What about verse 8, which reads – “The wind blows where it wishes, and you hear the sound of it, but cannot tell where it comes from and where it goes. So is everyone who is born of the Spirit”? This is a difficult verse. One difficulty is how to render the word “pneuma.” Should it be rendered “wind” or “spirit”? Though, the word can mean “wind,” this is not one of the words which is usually used for “wind” in the New Testament. However, it is the usual word for “spirit.” Guy Woods commented, “The word ‘pneuma’ occurs several hundred times in the Greek New Testament. In no other instance do the standard translations render it ‘wind.’ It occurs twice in this passage and is rendered ‘wind’ in the first clause and ‘spirit’ in the last” (A Commentary on the Gospel According to John, pp. 62-63). A second difficulty is whether to render “pnei” as “blows” or “breathes” (cf. 2 Timothy 3:16; 2 Peter 1:21). Once these things are decided, the question is – what is meant? Here are two suggestions: (1) Nicodemus, the Spirit’s role in the new birth is to breath out instructions. You cannot see Him, but the message is from God (cf. 1 Thessalonians 2:13). No one can be born of the Spirit any other way.
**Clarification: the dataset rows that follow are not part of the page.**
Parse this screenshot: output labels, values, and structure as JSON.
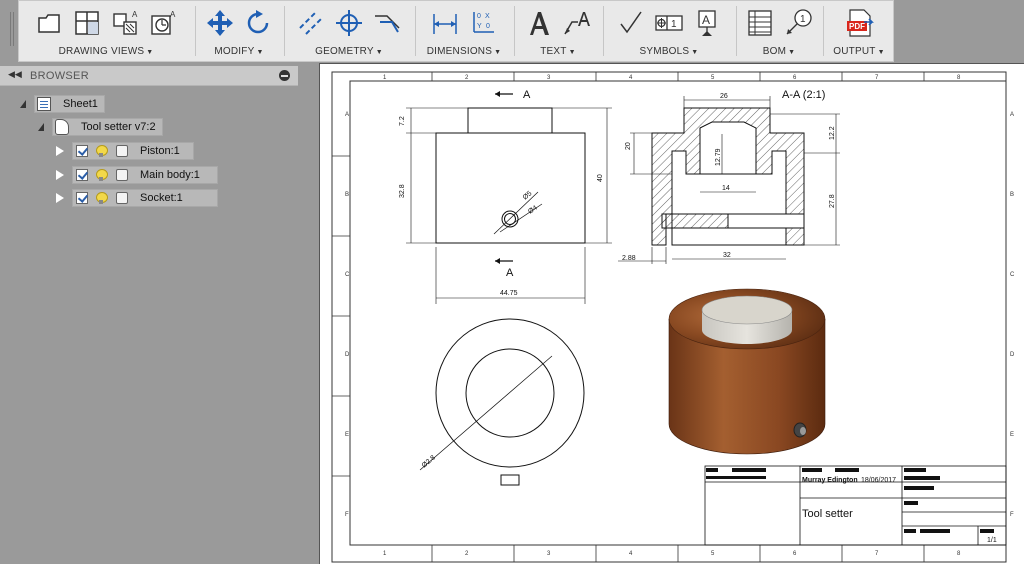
{
  "toolbar": {
    "groups": [
      {
        "label": "DRAWING VIEWS"
      },
      {
        "label": "MODIFY"
      },
      {
        "label": "GEOMETRY"
      },
      {
        "label": "DIMENSIONS"
      },
      {
        "label": "TEXT"
      },
      {
        "label": "SYMBOLS"
      },
      {
        "label": "BOM"
      },
      {
        "label": "OUTPUT"
      }
    ],
    "output_icon_text": "PDF"
  },
  "browser": {
    "title": "BROWSER",
    "sheet": "Sheet1",
    "component": "Tool setter v7:2",
    "items": [
      {
        "label": "Piston:1"
      },
      {
        "label": "Main body:1"
      },
      {
        "label": "Socket:1"
      }
    ]
  },
  "drawing": {
    "border_cols": [
      "1",
      "2",
      "3",
      "4",
      "5",
      "6",
      "7",
      "8"
    ],
    "border_rows": [
      "A",
      "B",
      "C",
      "D",
      "E",
      "F"
    ],
    "front_view": {
      "dims": {
        "d1": "7.2",
        "d2": "32.8",
        "d3": "40",
        "d4": "44.75",
        "d5": "Ø5",
        "d6": "Ø4"
      },
      "section_label_top": "A",
      "section_label_bottom": "A"
    },
    "section_view": {
      "title": "A-A (2:1)",
      "dims": {
        "d1": "26",
        "d2": "20",
        "d3": "12.79",
        "d4": "12.2",
        "d5": "14",
        "d6": "27.8",
        "d7": "2.88",
        "d8": "32"
      }
    },
    "top_view": {
      "dims": {
        "d1": "Ø2.8"
      }
    },
    "title_block": {
      "author": "Murray Edington",
      "date": "18/06/2017",
      "title": "Tool setter",
      "sheet": "1/1"
    }
  }
}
Guy Woods commented, “This is simply to say that one is born of water and the Spirit by receiving the Spirit’s message” (ibid). Marion Fox remarked, “The Spirit blowing or breathing is equal to the gift of inspiration, cf. 2 Timothy 3:16 and 2 Peter 1:21. It is by means of the inspired word of God that man adopts a new spirit (disposition)…All who have been born of the Spirit were born in the same manner, which is by hearing (by synecdoche = obeying) the voice of the Spirit” (The Work of the Holy Spirit, Vol. 1, pp. 153-154). (2) This is a double entendre metaphor. Nicodemus, you cannot see the wind, but you can see its effects. Even so, you cannot see the Spirit working in man (Philippians 2:13 cf. 1 Thessalonians 2:13), but the effects can be seen (1 Thessalonians 1:5-10). John Hobbs comments, “When a person is born of the Spirit, one will not be able to see the fact that his sins have been remitted and forgiven. But, through the actions and lifestyle, one will be able to tell that a change has taken place” (Search for Biblical Truth, p. 197).
The translators have rendered this process as being “born again” (John 3:3,7). However the literal rendering is “born from above.” God is from above (cf. James 1:17 ; John 8:23). One needs to be born, not just of flesh, but of God (John 3:6 cf. Matthew 16:17).
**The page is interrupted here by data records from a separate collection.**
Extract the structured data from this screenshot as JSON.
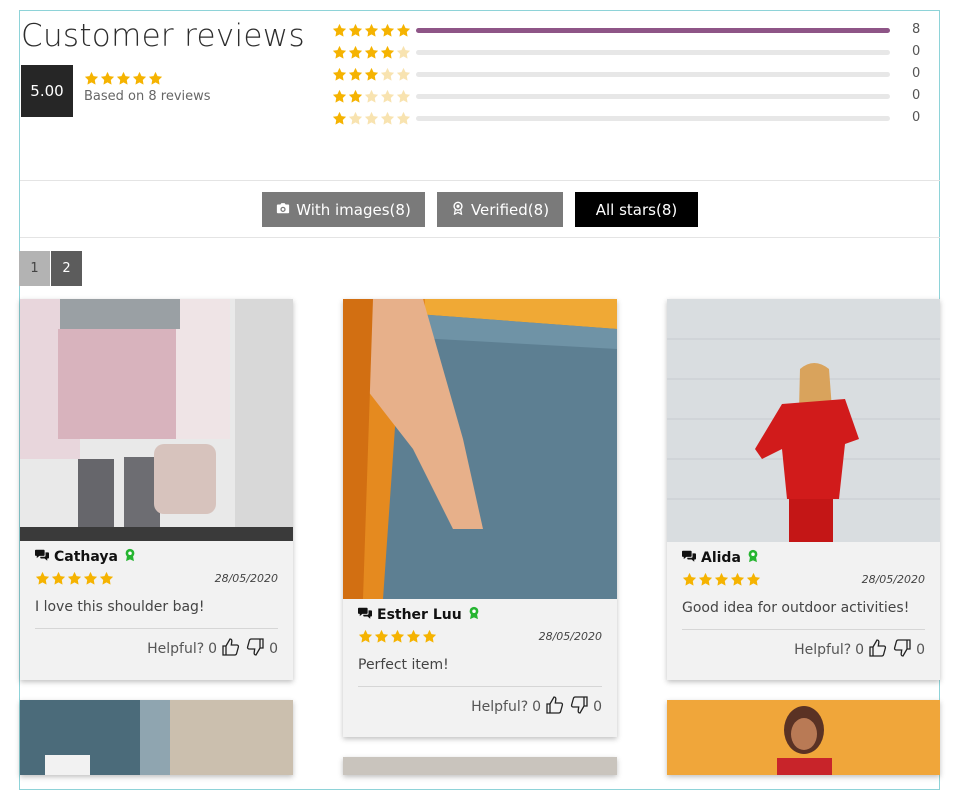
{
  "header": {
    "title": "Customer reviews",
    "average": "5.00",
    "based_on": "Based on 8 reviews",
    "average_stars": 5
  },
  "histogram": [
    {
      "stars": 5,
      "count": "8",
      "fraction": 1.0
    },
    {
      "stars": 4,
      "count": "0",
      "fraction": 0
    },
    {
      "stars": 3,
      "count": "0",
      "fraction": 0
    },
    {
      "stars": 2,
      "count": "0",
      "fraction": 0
    },
    {
      "stars": 1,
      "count": "0",
      "fraction": 0
    }
  ],
  "filters": {
    "with_images": "With images(8)",
    "verified": "Verified(8)",
    "all_stars": "All stars(8)"
  },
  "pagination": {
    "page1": "1",
    "page2": "2"
  },
  "reviews": [
    {
      "name": "Cathaya",
      "date": "28/05/2020",
      "text": "I love this shoulder bag!",
      "helpful_label": "Helpful?",
      "up": "0",
      "down": "0",
      "rating": 5
    },
    {
      "name": "Esther Luu",
      "date": "28/05/2020",
      "text": "Perfect item!",
      "helpful_label": "Helpful?",
      "up": "0",
      "down": "0",
      "rating": 5
    },
    {
      "name": "Alida",
      "date": "28/05/2020",
      "text": "Good idea for outdoor activities!",
      "helpful_label": "Helpful?",
      "up": "0",
      "down": "0",
      "rating": 5
    }
  ],
  "colors": {
    "star": "#f5b301",
    "star_empty": "#f8e3b0",
    "bar_fill": "#8e5587",
    "bar_empty": "#e7e7e7",
    "verified_green": "#26b531",
    "accent_dark": "#262626"
  },
  "icons": {
    "chat": "chat-bubbles-icon",
    "verified": "verified-ribbon-icon",
    "camera": "camera-icon",
    "thumbs_up": "thumbs-up-icon",
    "thumbs_down": "thumbs-down-icon"
  }
}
3. A Christ-Exalting Life
“Then there arose a dispute between some of John’s disciples and the Jews about purification. And they came to John and said to him, ‘Rabbi, He who was with you beyond the Jordan, to whom you testified – behold, He is baptizing, and all are coming to Him!’ John answered… ‘I am not the Christ… He must increase, but I must decrease’” (John 3:25-30).
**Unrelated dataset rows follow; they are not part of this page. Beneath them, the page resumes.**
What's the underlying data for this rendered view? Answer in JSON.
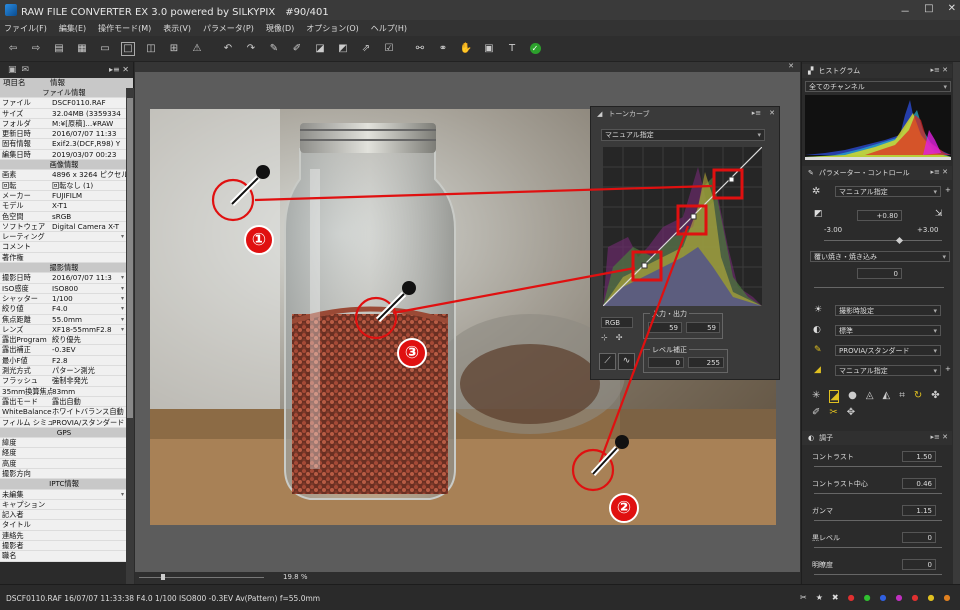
{
  "window": {
    "title": "RAW FILE CONVERTER EX 3.0 powered by SILKYPIX　#90/401",
    "controls": [
      "－",
      "□",
      "✕"
    ]
  },
  "menu": [
    "ファイル(F)",
    "編集(E)",
    "操作モード(M)",
    "表示(V)",
    "パラメータ(P)",
    "現像(D)",
    "オプション(O)",
    "ヘルプ(H)"
  ],
  "info_panel": {
    "header_key": "項目名",
    "header_value": "情報",
    "rows": [
      {
        "type": "section",
        "k": "ファイル情報"
      },
      {
        "k": "ファイル",
        "v": "DSCF0110.RAF"
      },
      {
        "k": "サイズ",
        "v": "32.04MB (3359334"
      },
      {
        "k": "フォルダ",
        "v": "M:¥[原稿]…¥RAW"
      },
      {
        "k": "更新日時",
        "v": "2016/07/07 11:33"
      },
      {
        "k": "固有情報",
        "v": "Exif2.3(DCF,R98) Y"
      },
      {
        "k": "編集日時",
        "v": "2019/03/07 00:23"
      },
      {
        "type": "section",
        "k": "画像情報"
      },
      {
        "k": "画素",
        "v": "4896 x 3264 ピクセル"
      },
      {
        "k": "回転",
        "v": "回転なし (1)"
      },
      {
        "k": "メーカー",
        "v": "FUJIFILM"
      },
      {
        "k": "モデル",
        "v": "X-T1"
      },
      {
        "k": "色空間",
        "v": "sRGB"
      },
      {
        "k": "ソフトウェア",
        "v": "Digital Camera X-T"
      },
      {
        "k": "レーティング",
        "v": "",
        "dd": true
      },
      {
        "k": "コメント",
        "v": ""
      },
      {
        "k": "著作権",
        "v": ""
      },
      {
        "type": "section",
        "k": "撮影情報"
      },
      {
        "k": "撮影日時",
        "v": "2016/07/07 11:3",
        "dd": true
      },
      {
        "k": "ISO感度",
        "v": "ISO800",
        "dd": true
      },
      {
        "k": "シャッター",
        "v": "1/100",
        "dd": true
      },
      {
        "k": "絞り値",
        "v": "F4.0",
        "dd": true
      },
      {
        "k": "焦点距離",
        "v": "55.0mm",
        "dd": true
      },
      {
        "k": "レンズ",
        "v": "XF18-55mmF2.8",
        "dd": true
      },
      {
        "k": "露出Program",
        "v": "絞り優先"
      },
      {
        "k": "露出補正",
        "v": "-0.3EV"
      },
      {
        "k": "最小F値",
        "v": "F2.8"
      },
      {
        "k": "測光方式",
        "v": "パターン測光"
      },
      {
        "k": "フラッシュ",
        "v": "強制非発光"
      },
      {
        "k": "35mm換算焦点",
        "v": "83mm"
      },
      {
        "k": "露出モード",
        "v": "露出自動"
      },
      {
        "k": "WhiteBalance",
        "v": "ホワイトバランス自動"
      },
      {
        "k": "フィルム シミュレー",
        "v": "PROVIA/スタンダード"
      },
      {
        "type": "section",
        "k": "GPS"
      },
      {
        "k": "緯度",
        "v": ""
      },
      {
        "k": "経度",
        "v": ""
      },
      {
        "k": "高度",
        "v": ""
      },
      {
        "k": "撮影方向",
        "v": ""
      },
      {
        "type": "section",
        "k": "IPTC情報"
      },
      {
        "k": "未編集",
        "v": "",
        "dd": true
      },
      {
        "k": "キャプション",
        "v": ""
      },
      {
        "k": "記入者",
        "v": ""
      },
      {
        "k": "タイトル",
        "v": ""
      },
      {
        "k": "連絡先",
        "v": ""
      },
      {
        "k": "撮影者",
        "v": ""
      },
      {
        "k": "職名",
        "v": ""
      }
    ]
  },
  "canvas": {
    "zoom": "19.8",
    "zoom_unit": "%"
  },
  "tone_curve": {
    "title": "トーンカーブ",
    "preset": "マニュアル指定",
    "channel": "RGB",
    "io_label": "入力・出力",
    "input": "59",
    "output": "59",
    "level_label": "レベル補正",
    "level_low": "0",
    "level_high": "255"
  },
  "histogram": {
    "title": "ヒストグラム",
    "channel": "全てのチャンネル"
  },
  "param_control": {
    "title": "パラメーター・コントロール",
    "preset": "マニュアル指定",
    "exposure": "+0.80",
    "exp_min": "-3.00",
    "exp_max": "+3.00",
    "dodge_label": "覆い焼き・焼き込み",
    "dodge_value": "0",
    "shooting_setting": "撮影時設定",
    "standard": "標準",
    "film": "PROVIA/スタンダード",
    "manual": "マニュアル指定"
  },
  "tone": {
    "title": "調子",
    "rows": [
      {
        "label": "コントラスト",
        "value": "1.50"
      },
      {
        "label": "コントラスト中心",
        "value": "0.46"
      },
      {
        "label": "ガンマ",
        "value": "1.15"
      },
      {
        "label": "黒レベル",
        "value": "0"
      },
      {
        "label": "明瞭度",
        "value": "0"
      }
    ]
  },
  "statusbar": {
    "text": "DSCF0110.RAF 16/07/07 11:33:38 F4.0 1/100 ISO800 -0.3EV Av(Pattern) f=55.0mm"
  },
  "callouts": [
    "①",
    "②",
    "③"
  ],
  "colors": {
    "accent": "#e01010",
    "panel": "#2b2b2b",
    "canvas_bg": "#5c5c5c"
  }
}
Jesus, through His disciples, was baptizing more than John – at least this was the report (cf. John 4:1-2). Was John envious? Not at all. He described himself as the friend of the bridegroom filled with joy (John 3:29).
Our ministry is not about us, but Him. “Christ will be magnified in my body, whether by life or by death. For me to live is Christ…” (Philippians 1:20-21).